[Dataset rows for apps and sites]
######

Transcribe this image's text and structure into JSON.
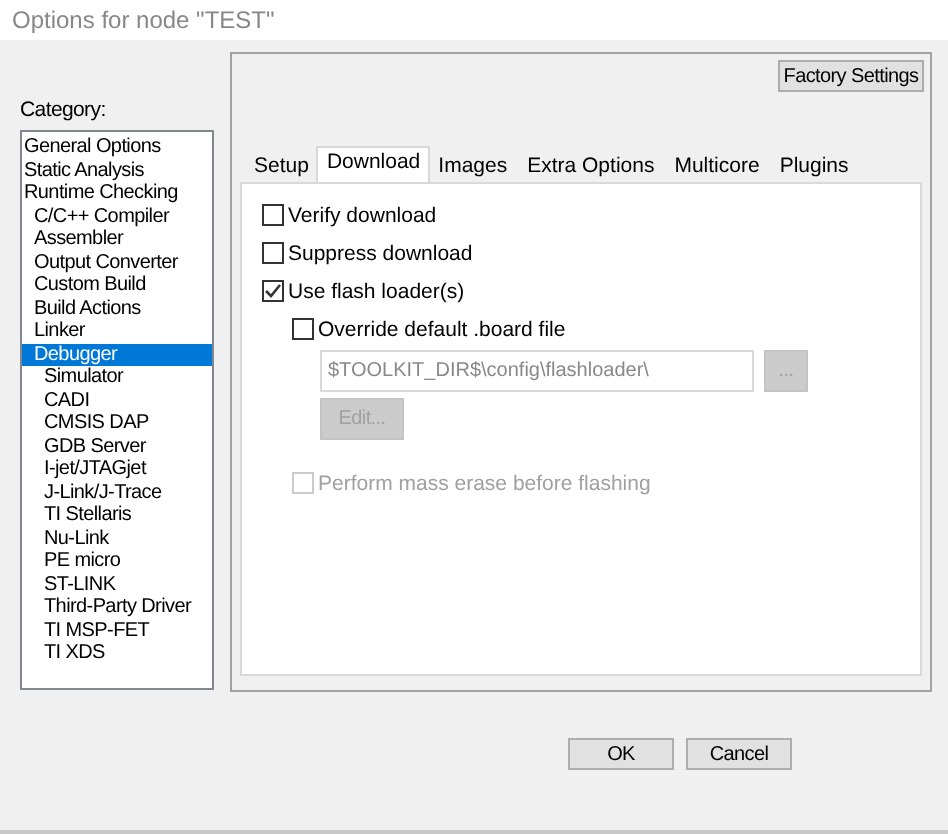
{
  "window": {
    "title": "Options for node \"TEST\""
  },
  "category": {
    "label": "Category:",
    "items": [
      {
        "label": "General Options",
        "selected": false
      },
      {
        "label": "Static Analysis",
        "selected": false
      },
      {
        "label": "Runtime Checking",
        "selected": false,
        "children": [
          {
            "label": "C/C++ Compiler",
            "selected": false
          },
          {
            "label": "Assembler",
            "selected": false
          },
          {
            "label": "Output Converter",
            "selected": false
          },
          {
            "label": "Custom Build",
            "selected": false
          },
          {
            "label": "Build Actions",
            "selected": false
          },
          {
            "label": "Linker",
            "selected": false
          },
          {
            "label": "Debugger",
            "selected": true,
            "children": [
              {
                "label": "Simulator",
                "selected": false
              },
              {
                "label": "CADI",
                "selected": false
              },
              {
                "label": "CMSIS DAP",
                "selected": false
              },
              {
                "label": "GDB Server",
                "selected": false
              },
              {
                "label": "I-jet/JTAGjet",
                "selected": false
              },
              {
                "label": "J-Link/J-Trace",
                "selected": false
              },
              {
                "label": "TI Stellaris",
                "selected": false
              },
              {
                "label": "Nu-Link",
                "selected": false
              },
              {
                "label": "PE micro",
                "selected": false
              },
              {
                "label": "ST-LINK",
                "selected": false
              },
              {
                "label": "Third-Party Driver",
                "selected": false
              },
              {
                "label": "TI MSP-FET",
                "selected": false
              },
              {
                "label": "TI XDS",
                "selected": false
              }
            ]
          }
        ]
      }
    ]
  },
  "factory_settings_button": "Factory Settings",
  "tabs": [
    {
      "label": "Setup",
      "selected": false
    },
    {
      "label": "Download",
      "selected": true
    },
    {
      "label": "Images",
      "selected": false
    },
    {
      "label": "Extra Options",
      "selected": false
    },
    {
      "label": "Multicore",
      "selected": false
    },
    {
      "label": "Plugins",
      "selected": false
    }
  ],
  "options": [
    {
      "kind": "checkbox",
      "label": "Verify download",
      "checked": false,
      "disabled": false
    },
    {
      "kind": "checkbox",
      "label": "Suppress download",
      "checked": false,
      "disabled": false
    },
    {
      "kind": "checkbox",
      "label": "Use flash loader(s)",
      "checked": true,
      "disabled": false
    },
    {
      "kind": "checkbox",
      "label": "Override default .board file",
      "checked": false,
      "disabled": false,
      "indent": true
    },
    {
      "kind": "path",
      "value": "$TOOLKIT_DIR$\\config\\flashloader\\",
      "browse": "...",
      "disabled": true
    },
    {
      "kind": "button",
      "label": "Edit...",
      "disabled": true
    },
    {
      "kind": "checkbox",
      "label": "Perform mass erase before flashing",
      "checked": false,
      "disabled": true,
      "indent": true
    }
  ],
  "buttons": [
    "OK",
    "Cancel"
  ]
}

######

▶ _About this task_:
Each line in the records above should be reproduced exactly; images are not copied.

▶ _Output of the task_:
Transcribe this image's text and structure into JSON.
{
  "window": {
    "title": "Options for node \"TEST\""
  },
  "category": {
    "label": "Category:",
    "items": [
      {
        "label": "General Options",
        "selected": false
      },
      {
        "label": "Static Analysis",
        "selected": false
      },
      {
        "label": "Runtime Checking",
        "selected": false,
        "children": [
          {
            "label": "C/C++ Compiler",
            "selected": false
          },
          {
            "label": "Assembler",
            "selected": false
          },
          {
            "label": "Output Converter",
            "selected": false
          },
          {
            "label": "Custom Build",
            "selected": false
          },
          {
            "label": "Build Actions",
            "selected": false
          },
          {
            "label": "Linker",
            "selected": false
          },
          {
            "label": "Debugger",
            "selected": true,
            "children": [
              {
                "label": "Simulator",
                "selected": false
              },
              {
                "label": "CADI",
                "selected": false
              },
              {
                "label": "CMSIS DAP",
                "selected": false
              },
              {
                "label": "GDB Server",
                "selected": false
              },
              {
                "label": "I-jet/JTAGjet",
                "selected": false
              },
              {
                "label": "J-Link/J-Trace",
                "selected": false
              },
              {
                "label": "TI Stellaris",
                "selected": false
              },
              {
                "label": "Nu-Link",
                "selected": false
              },
              {
                "label": "PE micro",
                "selected": false
              },
              {
                "label": "ST-LINK",
                "selected": false
              },
              {
                "label": "Third-Party Driver",
                "selected": false
              },
              {
                "label": "TI MSP-FET",
                "selected": false
              },
              {
                "label": "TI XDS",
                "selected": false
              }
            ]
          }
        ]
      }
    ]
  },
  "factory_settings_button": "Factory Settings",
  "tabs": [
    {
      "label": "Setup",
      "selected": false
    },
    {
      "label": "Download",
      "selected": true
    },
    {
      "label": "Images",
      "selected": false
    },
    {
      "label": "Extra Options",
      "selected": false
    },
    {
      "label": "Multicore",
      "selected": false
    },
    {
      "label": "Plugins",
      "selected": false
    }
  ],
  "options": [
    {
      "kind": "checkbox",
      "label": "Verify download",
      "checked": false,
      "disabled": false
    },
    {
      "kind": "checkbox",
      "label": "Suppress download",
      "checked": false,
      "disabled": false
    },
    {
      "kind": "checkbox",
      "label": "Use flash loader(s)",
      "checked": true,
      "disabled": false
    },
    {
      "kind": "checkbox",
      "label": "Override default .board file",
      "checked": false,
      "disabled": false,
      "indent": true
    },
    {
      "kind": "path",
      "value": "$TOOLKIT_DIR$\\config\\flashloader\\",
      "browse": "...",
      "disabled": true
    },
    {
      "kind": "button",
      "label": "Edit...",
      "disabled": true
    },
    {
      "kind": "checkbox",
      "label": "Perform mass erase before flashing",
      "checked": false,
      "disabled": true,
      "indent": true
    }
  ],
  "buttons": [
    "OK",
    "Cancel"
  ]
}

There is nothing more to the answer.